With reference to the original question, I can't see how terms specific to computer language are relevant.
There are terms used to describe aspects of general language use which go back to Aristotle's 10 categories of being, as laid out within what's now known as his 'Organon'.
The question relates to the classification of the relationship between the terms 'Jeff Attwood', 'Jeff Attwood's hair' and 'the colour of Jeff Attwood's hair'.
In terms of Aristotle's categories, 'Jeff Attwood', 'Jeff Attwood's hair', and 'the colour of Jeff Attwood's hair' would all come under 'Substance'.
I would classify 'Jeff Attwood's hirsuteness' under 'Quality', as an attribute which relates to 'Jeff Attwood'.
Furthermore, I would put 'black' under 'Quality' as an attribute which relates to 'Jeff Attwood's hair'.

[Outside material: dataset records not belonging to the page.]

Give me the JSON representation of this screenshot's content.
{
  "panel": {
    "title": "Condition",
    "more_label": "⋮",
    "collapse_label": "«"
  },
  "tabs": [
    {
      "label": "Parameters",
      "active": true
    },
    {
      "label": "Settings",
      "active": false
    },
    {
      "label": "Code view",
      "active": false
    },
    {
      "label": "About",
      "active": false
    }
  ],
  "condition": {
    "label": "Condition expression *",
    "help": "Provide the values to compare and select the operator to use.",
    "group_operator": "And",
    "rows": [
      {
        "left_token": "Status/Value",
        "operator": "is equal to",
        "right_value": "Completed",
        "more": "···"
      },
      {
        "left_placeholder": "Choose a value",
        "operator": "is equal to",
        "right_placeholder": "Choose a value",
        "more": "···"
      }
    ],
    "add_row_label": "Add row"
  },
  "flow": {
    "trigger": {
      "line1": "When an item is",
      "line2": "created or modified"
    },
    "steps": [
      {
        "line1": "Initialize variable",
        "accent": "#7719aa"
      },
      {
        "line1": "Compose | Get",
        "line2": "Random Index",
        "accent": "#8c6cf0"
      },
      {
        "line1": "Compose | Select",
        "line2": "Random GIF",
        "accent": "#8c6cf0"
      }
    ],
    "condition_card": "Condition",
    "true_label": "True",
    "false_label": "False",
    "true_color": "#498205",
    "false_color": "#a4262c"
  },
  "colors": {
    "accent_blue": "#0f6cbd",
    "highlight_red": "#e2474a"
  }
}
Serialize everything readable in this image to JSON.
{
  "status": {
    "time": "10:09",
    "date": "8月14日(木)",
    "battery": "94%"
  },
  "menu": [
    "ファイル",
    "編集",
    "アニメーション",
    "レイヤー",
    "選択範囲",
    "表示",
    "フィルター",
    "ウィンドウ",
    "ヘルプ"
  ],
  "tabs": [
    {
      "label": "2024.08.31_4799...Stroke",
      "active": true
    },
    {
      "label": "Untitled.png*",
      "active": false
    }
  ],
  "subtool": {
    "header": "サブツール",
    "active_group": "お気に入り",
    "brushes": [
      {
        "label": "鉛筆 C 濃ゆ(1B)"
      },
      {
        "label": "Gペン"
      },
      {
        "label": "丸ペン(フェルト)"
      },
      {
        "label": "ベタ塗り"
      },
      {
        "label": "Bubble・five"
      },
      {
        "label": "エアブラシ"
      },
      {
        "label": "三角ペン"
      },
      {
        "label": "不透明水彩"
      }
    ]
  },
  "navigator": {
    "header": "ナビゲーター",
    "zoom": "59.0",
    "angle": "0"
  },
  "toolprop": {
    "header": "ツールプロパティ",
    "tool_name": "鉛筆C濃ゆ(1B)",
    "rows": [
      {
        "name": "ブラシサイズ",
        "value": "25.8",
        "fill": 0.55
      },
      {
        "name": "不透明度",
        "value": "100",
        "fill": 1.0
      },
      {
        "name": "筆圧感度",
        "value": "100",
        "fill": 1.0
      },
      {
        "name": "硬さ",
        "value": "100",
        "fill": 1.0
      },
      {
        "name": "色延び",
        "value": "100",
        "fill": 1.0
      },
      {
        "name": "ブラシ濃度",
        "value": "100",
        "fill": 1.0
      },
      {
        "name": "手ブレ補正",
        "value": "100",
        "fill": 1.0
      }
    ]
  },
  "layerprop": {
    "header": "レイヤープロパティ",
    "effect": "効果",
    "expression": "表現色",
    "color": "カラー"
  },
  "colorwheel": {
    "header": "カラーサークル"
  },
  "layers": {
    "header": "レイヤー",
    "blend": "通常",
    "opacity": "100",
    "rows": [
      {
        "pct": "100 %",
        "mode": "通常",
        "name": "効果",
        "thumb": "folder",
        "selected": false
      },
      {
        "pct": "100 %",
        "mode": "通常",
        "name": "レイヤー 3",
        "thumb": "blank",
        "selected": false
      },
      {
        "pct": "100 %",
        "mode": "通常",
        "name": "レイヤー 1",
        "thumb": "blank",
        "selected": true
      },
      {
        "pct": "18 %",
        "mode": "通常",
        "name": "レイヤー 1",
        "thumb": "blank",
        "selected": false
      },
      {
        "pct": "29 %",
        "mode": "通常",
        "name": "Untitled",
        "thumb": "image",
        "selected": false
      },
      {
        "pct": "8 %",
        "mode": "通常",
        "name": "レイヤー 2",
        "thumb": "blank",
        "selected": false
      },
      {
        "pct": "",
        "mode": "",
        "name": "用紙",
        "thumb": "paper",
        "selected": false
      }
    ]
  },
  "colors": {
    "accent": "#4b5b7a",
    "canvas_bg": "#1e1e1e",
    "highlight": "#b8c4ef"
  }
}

In the sentence 'Jeff Attwood has black hair', in terms of the Categories, 'hair' is treated (unclearly) as an attribute of 'Jeff Attwood' and 'black' is treated as described in the previous sentence, becoming an attribute of an attribute.

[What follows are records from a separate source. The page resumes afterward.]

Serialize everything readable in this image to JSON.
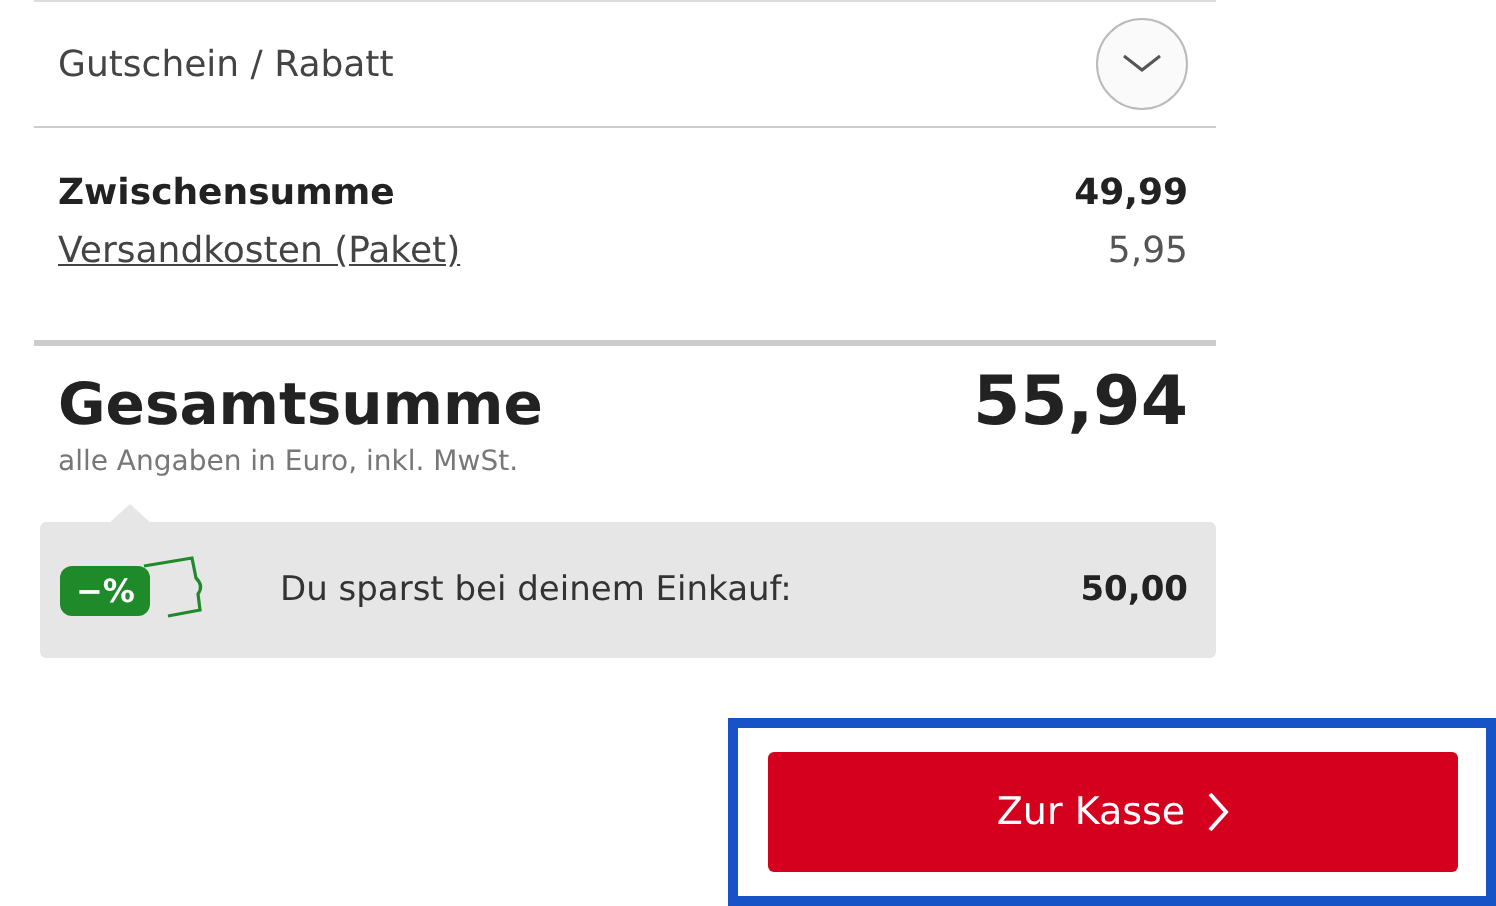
{
  "coupon": {
    "label": "Gutschein / Rabatt",
    "expanded": false
  },
  "subtotal": {
    "label": "Zwischensumme",
    "value": "49,99"
  },
  "shipping": {
    "label": "Versandkosten (Paket)",
    "value": "5,95"
  },
  "total": {
    "label": "Gesamtsumme",
    "value": "55,94",
    "note": "alle Angaben in Euro, inkl. MwSt."
  },
  "savings": {
    "badge": "−%",
    "label": "Du sparst bei deinem Einkauf:",
    "value": "50,00"
  },
  "checkout": {
    "label": "Zur Kasse",
    "highlighted": true
  }
}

For a breakdown on the categories, see the Wikipedia link previously cited or my TEDx talk on the importance of linking words to meaning through them here.
I trust this makes things clearer for those unfamiliar with this terminology and shows its greater relevance than computer programming terminology in this context.

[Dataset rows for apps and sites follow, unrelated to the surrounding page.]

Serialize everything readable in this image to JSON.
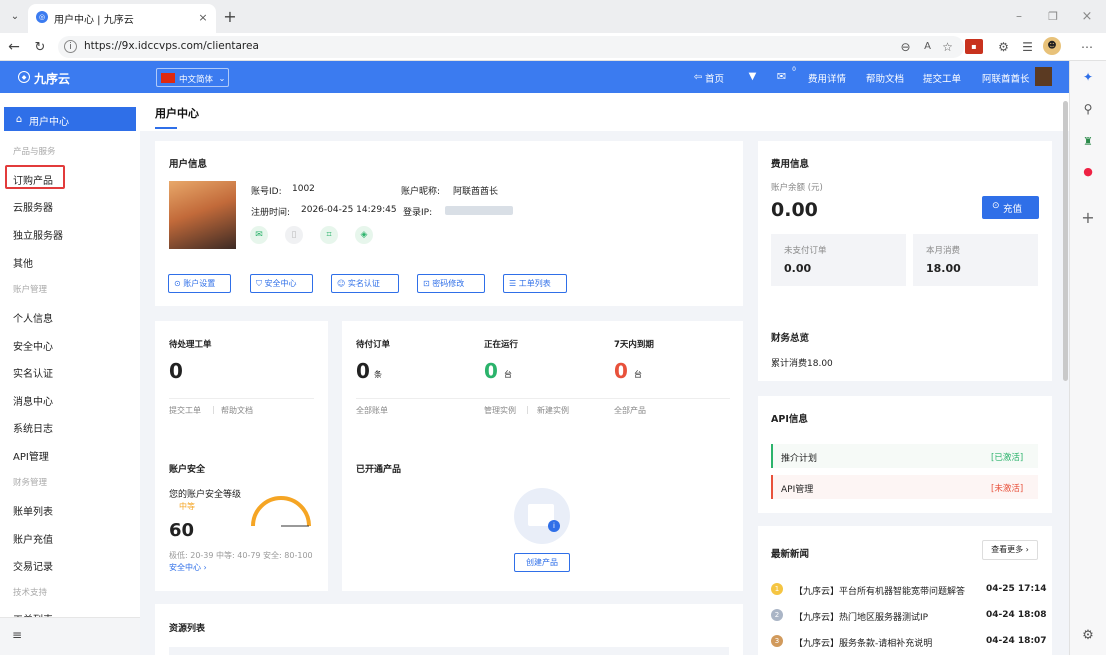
{
  "browser": {
    "tab_title": "用户中心 | 九序云",
    "url": "https://9x.idccvps.com/clientarea"
  },
  "header": {
    "logo": "九序云",
    "language": "中文简体",
    "home": "首页",
    "msg_count": "0",
    "cost_detail": "费用详情",
    "help_docs": "帮助文档",
    "submit_ticket": "提交工单",
    "username": "阿联酋酋长"
  },
  "sidebar": {
    "active": "用户中心",
    "section1": "产品与服务",
    "items1": [
      "订购产品",
      "云服务器",
      "独立服务器",
      "其他"
    ],
    "section2": "账户管理",
    "items2": [
      "个人信息",
      "安全中心",
      "实名认证",
      "消息中心",
      "系统日志",
      "API管理"
    ],
    "section3": "财务管理",
    "items3": [
      "账单列表",
      "账户充值",
      "交易记录"
    ],
    "section4": "技术支持",
    "items4_partial": "工单列表"
  },
  "page_title": "用户中心",
  "user_info": {
    "title": "用户信息",
    "account_id_label": "账号ID:",
    "account_id": "1002",
    "nickname_label": "账户昵称:",
    "nickname": "阿联酋酋长",
    "reg_time_label": "注册时间:",
    "reg_time": "2026-04-25 14:29:45",
    "login_ip_label": "登录IP:",
    "buttons": [
      "账户设置",
      "安全中心",
      "实名认证",
      "密码修改",
      "工单列表"
    ]
  },
  "fee_info": {
    "title": "费用信息",
    "balance_label": "账户余额 (元)",
    "balance": "0.00",
    "recharge": "充值",
    "unpaid_label": "未支付订单",
    "unpaid_value": "0.00",
    "month_label": "本月消费",
    "month_value": "18.00"
  },
  "stats": {
    "pending_tickets_label": "待处理工单",
    "pending_tickets": "0",
    "ticket_link1": "提交工单",
    "ticket_link2": "帮助文档",
    "unpaid_orders_label": "待付订单",
    "unpaid_orders": "0",
    "unit_tiao": "条",
    "all_bills": "全部账单",
    "running_label": "正在运行",
    "running": "0",
    "unit_tai": "台",
    "manage": "管理实例",
    "new_instance": "新建实例",
    "expiring_label": "7天内到期",
    "expiring": "0",
    "all_products": "全部产品"
  },
  "finance": {
    "title": "财务总览",
    "total": "累计消费18.00"
  },
  "api": {
    "title": "API信息",
    "row1_label": "推介计划",
    "row1_status": "[已激活]",
    "row2_label": "API管理",
    "row2_status": "[未激活]",
    "green": "#2bb36b",
    "red": "#e8513b"
  },
  "security": {
    "title": "账户安全",
    "level_label": "您的账户安全等级",
    "level": "中等",
    "score": "60",
    "score_fraction": 0.6,
    "ranges": "极低: 20-39 中等: 40-79 安全: 80-100",
    "link": "安全中心 ›"
  },
  "products": {
    "title": "已开通产品",
    "create": "创建产品"
  },
  "resources": {
    "title": "资源列表"
  },
  "news": {
    "title": "最新新闻",
    "more": "查看更多 ›",
    "items": [
      {
        "num": "1",
        "text": "【九序云】平台所有机器智能宽带问题解答",
        "date": "04-25 17:14"
      },
      {
        "num": "2",
        "text": "【九序云】热门地区服务器测试IP",
        "date": "04-24 18:08"
      },
      {
        "num": "3",
        "text": "【九序云】服务条款-请相补充说明",
        "date": "04-24 18:07"
      }
    ]
  },
  "colors": {
    "primary": "#3b7bf0",
    "orange": "#f5a524",
    "highlight_red": "#e23b3b"
  }
}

From the integrated traditional liberal arts tradition within which I work, there is a link between subject and predicate in a sentence and substance and attribute with reference to Aristotle's 10 categories of being.
The 9 attributes (excluding substance) encompass more than properties might - for instance, two of the categories relate to the substance's position with regards to space and time. Are these, strictly speaking, properties? 'Having' is one of the attributes/categories, and there is no confusion here, as there would be with 'property' used in two conflicting senses - association, or ownership.
It is a sad case of the decline in the teaching of English that this distinction has been forgotten. You can, of course, treat 'property' as synonymous with 'attribute'. The question is why. Since Aristotle's categories are embodied and express different modes of the way in which we think, I can't see how they can be separated from language.